_EXERCISE DIRECTIONS_. Copy every line of the records below that holds the word "title".

(RECORDED INFORMATION begins)

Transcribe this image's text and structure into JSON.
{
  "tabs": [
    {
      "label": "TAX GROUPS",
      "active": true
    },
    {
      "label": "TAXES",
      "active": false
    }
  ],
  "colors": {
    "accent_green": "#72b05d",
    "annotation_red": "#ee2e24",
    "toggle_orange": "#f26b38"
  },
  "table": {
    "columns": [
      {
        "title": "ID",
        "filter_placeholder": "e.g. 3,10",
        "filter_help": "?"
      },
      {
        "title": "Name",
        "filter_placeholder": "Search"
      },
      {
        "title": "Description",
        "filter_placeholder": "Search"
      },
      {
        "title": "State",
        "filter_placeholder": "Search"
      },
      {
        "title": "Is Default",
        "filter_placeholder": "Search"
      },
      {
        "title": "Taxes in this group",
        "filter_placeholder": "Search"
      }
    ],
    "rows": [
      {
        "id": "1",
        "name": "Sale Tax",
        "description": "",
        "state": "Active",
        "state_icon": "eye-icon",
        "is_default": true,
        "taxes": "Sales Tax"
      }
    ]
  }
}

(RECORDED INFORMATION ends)

_OUTPUT OF THE TASK_.
        "title": "ID",
        "title": "Name",
        "title": "Description",
        "title": "State",
        "title": "Is Default",
        "title": "Taxes in this group",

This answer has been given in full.